Third, in terms of broadcast deals, the league has enacted a diverse mix of platforms in order to maximise its overall reach. The first big announcement detailed a game-of-the-week arrangement with CBS Sports that involved ten regular season games plus all three of the inaugural finals series games.
The second was the deal to broadcast all of the remaining games via ESPN’s new consolidated sports app ESPN+, and third was the agreement with AT&T Sports and, in the case of San Diego, YurView to broadcast each game regionally in the markets featuring an MLR team.
From all reports the combined ratings across these platforms have been very solid. Internationally MLR has also elected to broadcast their games via their Facebook page.
The inaugural season
The MLR’s inaugural season featured seven teams all based primarily in the western half of the USA, with only New Orleans (colloquially known as NOLA) based technically east of the Mississippi River.
Considering the number of teams, the inaugural season featured ten rounds, with each team playing eight games and having two bye weeks. It was a blink-and-you’ll-miss-it affair.
The league imposed a strict in-season salary cap of $US350,000 – though this cap covered only the 13 weeks of the actual competitive MLR season; there were actually as many as three distinct caps for the official preseason, which began in mid-January, and the period before it if the teams elected to begin preparations earlier than that – to ensure a level of parity across the competition. Having observed the league in action, this seems to have achieved this goal relatively successfully.
The primary concern for many in the lead-in was what the standard would be like. PRO could often be spotty but did come good right near the end, and many thought that with more teams the talent might be thin on the ground to deliver at least something similar.
Fortunately these fears were largely unfounded. Very early on those not quite up to the standard were weeded out, but even before that MLR started at a significantly higher standard than that of PRO. It most certainly ended that way in what turned out to be an entertaining championship game in San Diego between the number one and number two ranked teams, the Glendale Raptors (Colorado) and the Seattle Seawolves. For the record, Seattle came back from 19-7 down in the last 20 minutes to be crowned the inaugural MLR Champions 19-23.
[latest_videos_strip category=”rugby” name=”Rugby”]

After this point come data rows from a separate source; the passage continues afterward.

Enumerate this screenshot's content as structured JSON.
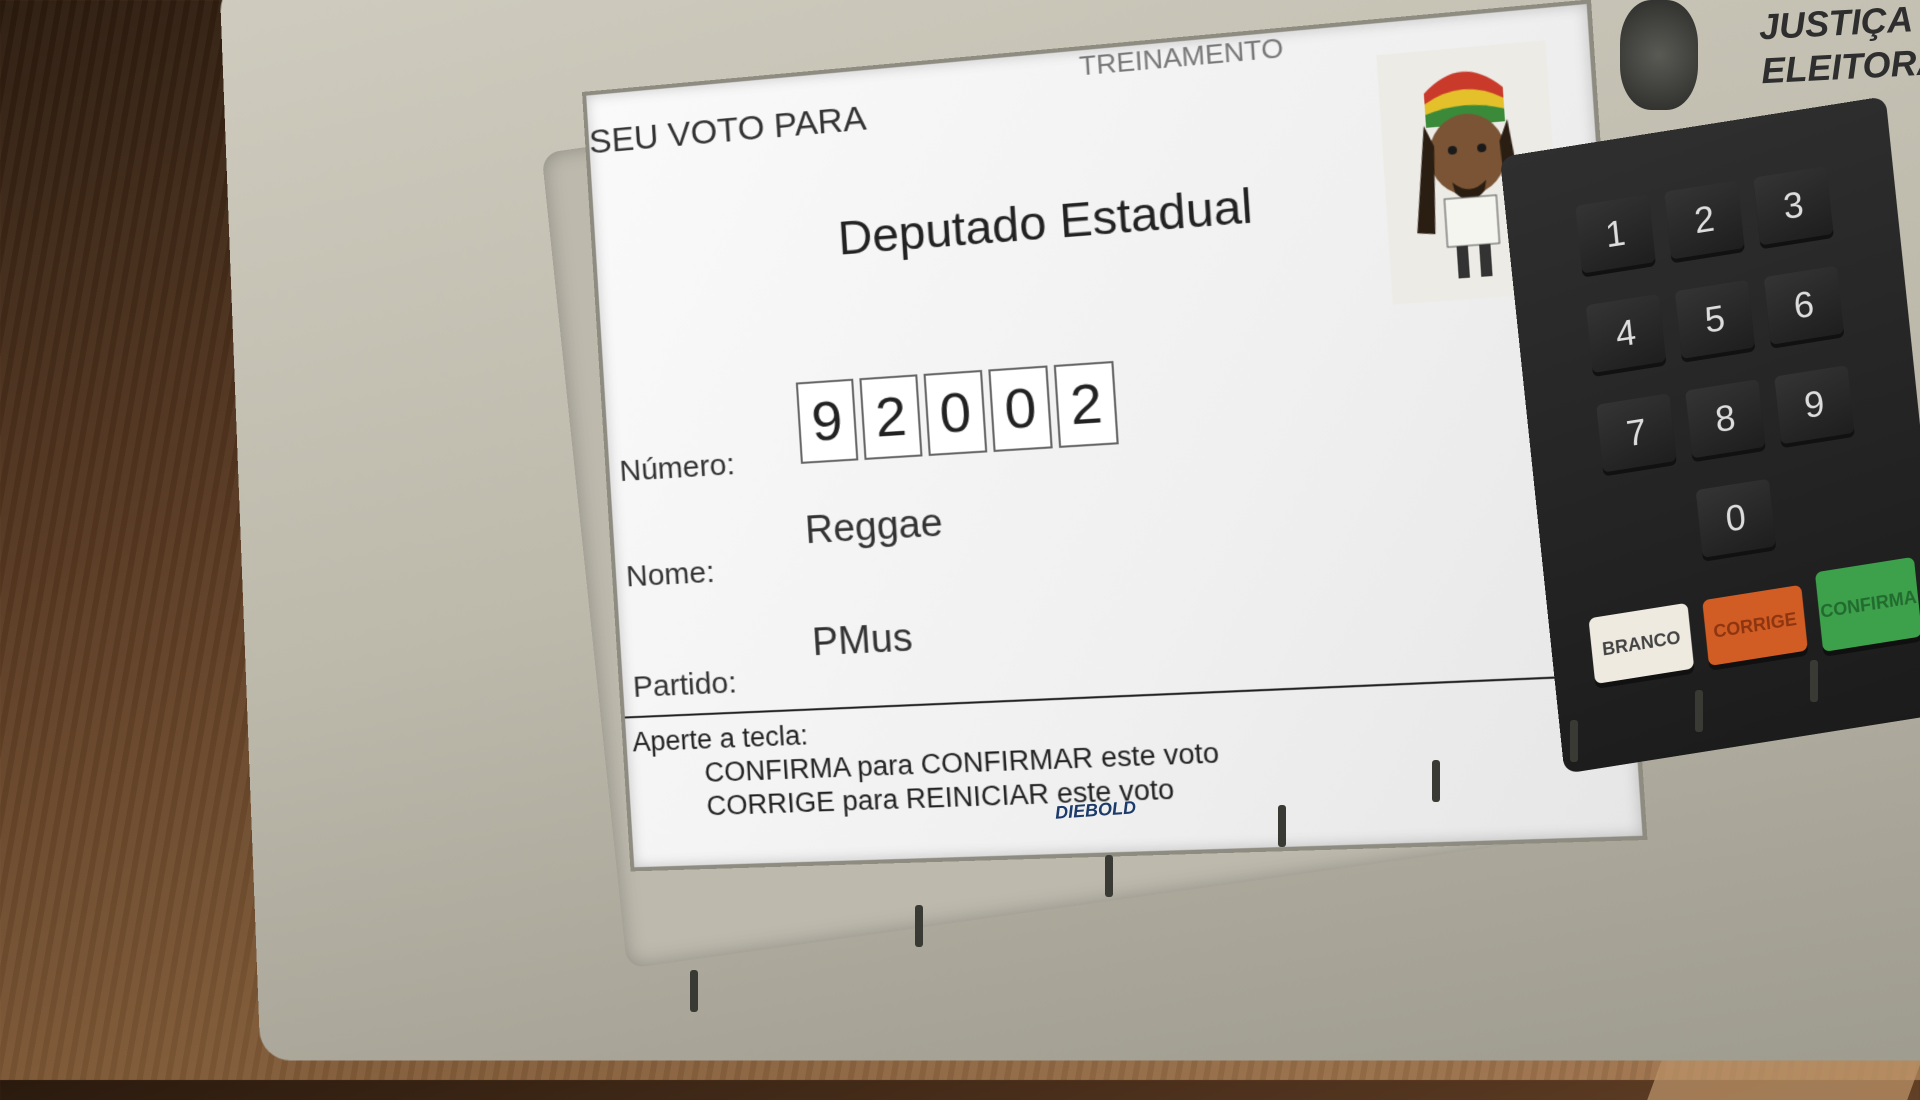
{
  "screen": {
    "header": "SEU VOTO PARA",
    "mode": "TREINAMENTO",
    "office": "Deputado Estadual",
    "number_label": "Número:",
    "number_digits": [
      "9",
      "2",
      "0",
      "0",
      "2"
    ],
    "name_label": "Nome:",
    "name_value": "Reggae",
    "party_label": "Partido:",
    "party_value": "PMus",
    "footer": {
      "intro": "Aperte a tecla:",
      "confirm": "CONFIRMA para CONFIRMAR este voto",
      "correct": "CORRIGE para REINICIAR este voto"
    }
  },
  "brand": {
    "line1": "JUSTIÇA",
    "line2": "ELEITORAL"
  },
  "maker": "DIEBOLD",
  "keypad": {
    "keys": [
      "1",
      "2",
      "3",
      "4",
      "5",
      "6",
      "7",
      "8",
      "9",
      "0"
    ],
    "branco": "BRANCO",
    "corrige": "CORRIGE",
    "confirma": "CONFIRMA"
  },
  "colors": {
    "branco_key": "#eeeae0",
    "corrige_key": "#d25d24",
    "confirma_key": "#3da04b"
  }
}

The work towards season two starts now, and it will be bigger and better than its first iteration. The season will be longer, running from January through June with a three-week stand-down period during the Americas Rugby Championship.
There will be more franchises – at least two but probably three and possibly as many as four. New York are officially confirmed. Los Angeles are due to announce their inclusion this week and Ontario have entered formal talks and are looking to join the league next season as well.

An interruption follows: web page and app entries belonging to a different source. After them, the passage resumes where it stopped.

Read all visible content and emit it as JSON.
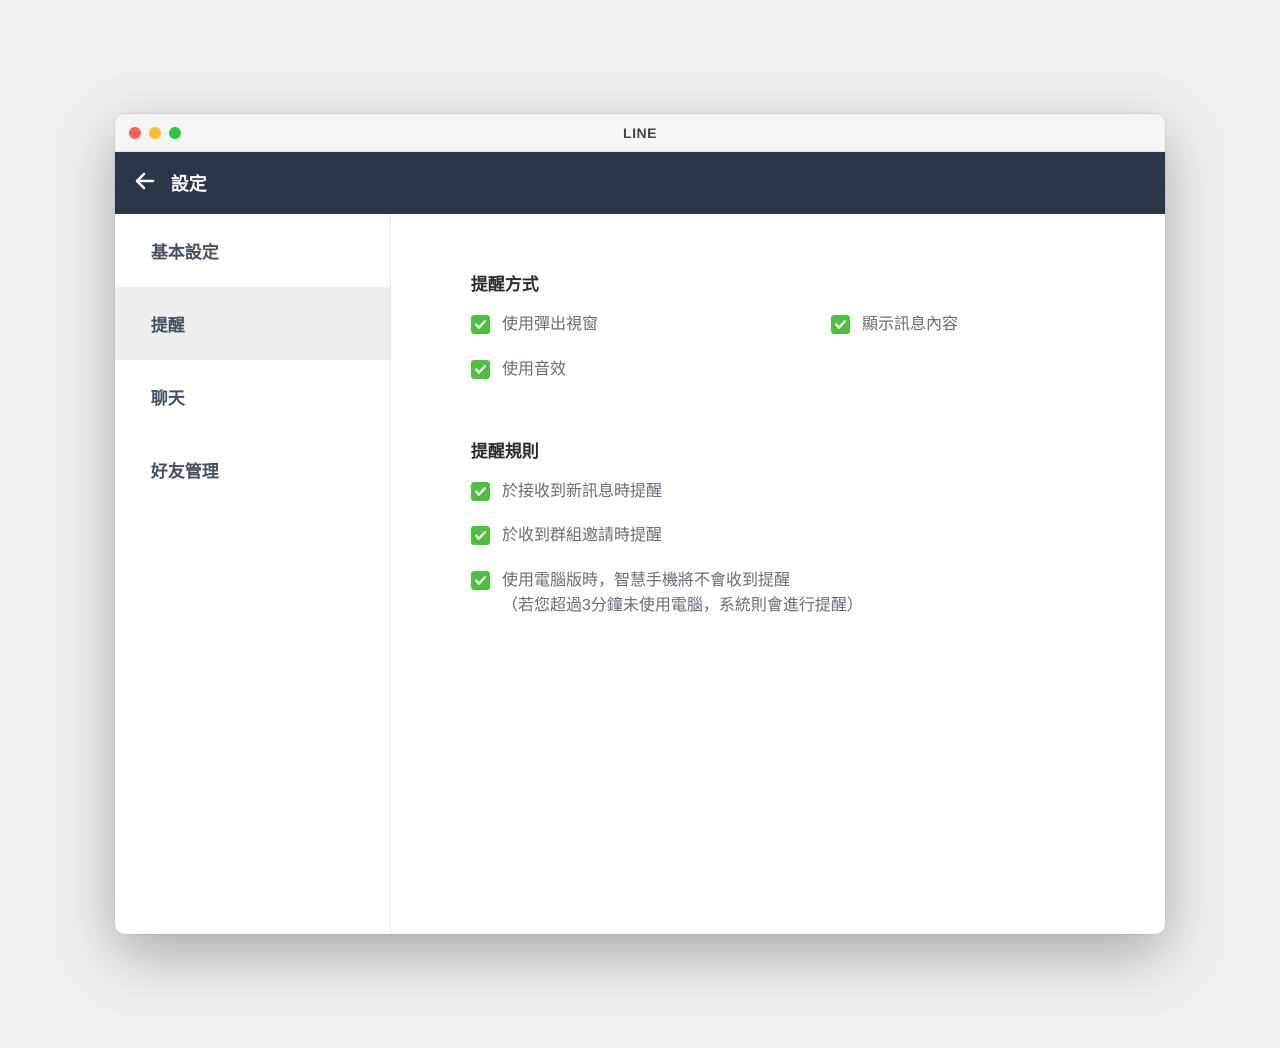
{
  "window": {
    "title": "LINE"
  },
  "header": {
    "title": "設定"
  },
  "sidebar": {
    "items": [
      {
        "label": "基本設定",
        "selected": false
      },
      {
        "label": "提醒",
        "selected": true
      },
      {
        "label": "聊天",
        "selected": false
      },
      {
        "label": "好友管理",
        "selected": false
      }
    ]
  },
  "sections": {
    "notification_method": {
      "title": "提醒方式",
      "options": [
        {
          "label": "使用彈出視窗",
          "checked": true
        },
        {
          "label": "顯示訊息內容",
          "checked": true
        },
        {
          "label": "使用音效",
          "checked": true
        }
      ]
    },
    "notification_rules": {
      "title": "提醒規則",
      "options": [
        {
          "label": "於接收到新訊息時提醒",
          "checked": true
        },
        {
          "label": "於收到群組邀請時提醒",
          "checked": true
        },
        {
          "label": "使用電腦版時，智慧手機將不會收到提醒",
          "sublabel": "（若您超過3分鐘未使用電腦，系統則會進行提醒）",
          "checked": true
        }
      ]
    }
  },
  "colors": {
    "header_bg": "#2c3649",
    "checkbox_green": "#4fbf40",
    "sidebar_selected": "#edeef0"
  }
}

The fourth possible side could be in the form of Washington DC, who are currently feeling out their local market in order to determine whether to enter in 2019 or hold off until 2020.
In terms of player remuneration, with a longer season the salary cap is likely to grow. Early indications suggest the season will effectively double, so it’s reasonable to expect the cap will follow suit. It could even potentially crack the $US1 million mark.

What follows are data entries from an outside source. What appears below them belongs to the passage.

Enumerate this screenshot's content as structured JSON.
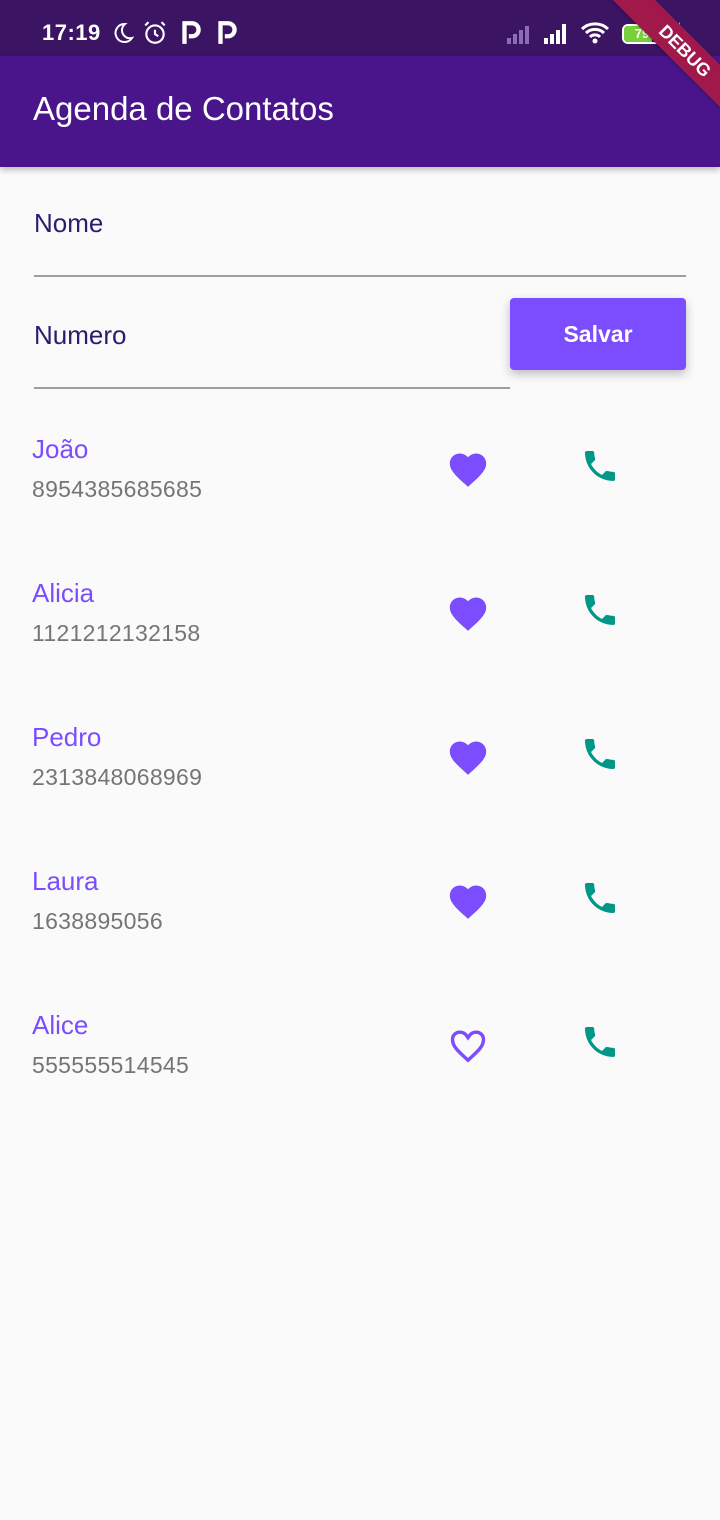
{
  "status_bar": {
    "time": "17:19",
    "battery_level": "79",
    "icons": [
      "moon-icon",
      "alarm-icon",
      "p-app-icon",
      "p-app-icon",
      "signal-off-icon",
      "signal-icon",
      "wifi-icon",
      "battery-icon",
      "charging-icon"
    ]
  },
  "debug_banner": "DEBUG",
  "app_bar": {
    "title": "Agenda de Contatos",
    "color": "#4a158a"
  },
  "form": {
    "name_label": "Nome",
    "number_label": "Numero",
    "save_label": "Salvar",
    "save_color": "#7c4dff"
  },
  "contacts": [
    {
      "name": "João",
      "number": "8954385685685",
      "favorite": true
    },
    {
      "name": "Alicia",
      "number": "1121212132158",
      "favorite": true
    },
    {
      "name": "Pedro",
      "number": "2313848068969",
      "favorite": true
    },
    {
      "name": "Laura",
      "number": "1638895056",
      "favorite": true
    },
    {
      "name": "Alice",
      "number": "555555514545",
      "favorite": false
    }
  ],
  "colors": {
    "accent": "#7c4dff",
    "call_icon": "#009688",
    "secondary_text": "#757575"
  }
}
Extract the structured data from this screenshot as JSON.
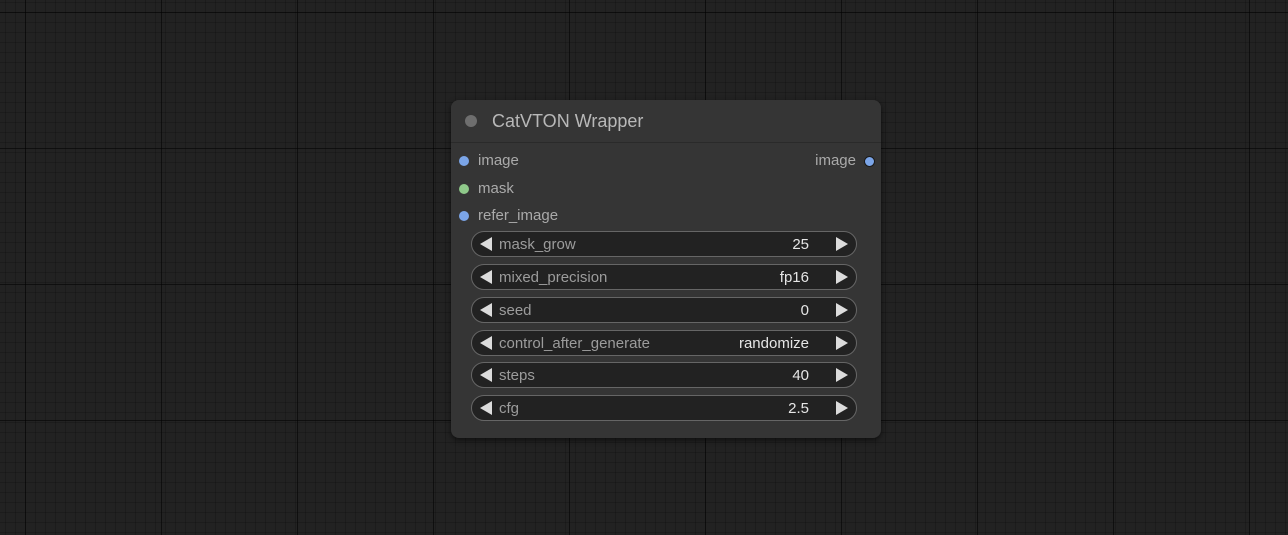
{
  "node": {
    "title": "CatVTON Wrapper",
    "inputs": [
      {
        "label": "image",
        "color": "#7ba5e8"
      },
      {
        "label": "mask",
        "color": "#8fc98a"
      },
      {
        "label": "refer_image",
        "color": "#7ba5e8"
      }
    ],
    "outputs": [
      {
        "label": "image",
        "color": "#7ba5e8"
      }
    ],
    "widgets": [
      {
        "label": "mask_grow",
        "value": "25"
      },
      {
        "label": "mixed_precision",
        "value": "fp16"
      },
      {
        "label": "seed",
        "value": "0"
      },
      {
        "label": "control_after_generate",
        "value": "randomize"
      },
      {
        "label": "steps",
        "value": "40"
      },
      {
        "label": "cfg",
        "value": "2.5"
      }
    ]
  },
  "icons": {
    "collapse": "circle-dot-icon",
    "decrement": "triangle-left-icon",
    "increment": "triangle-right-icon"
  }
}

Regardless, this will mean more players can dedicate more time and energy to just rugby. With this growth it would be fair to hope to see the CBS deal grow to feature at least another game a week, and with new regional deals will certainly grow to cover new markets.
This all bodes well for the future of the game in the US and the overall quality of the Eagles leading into Japan. I for one cannot wait to see what the new MLR season brings.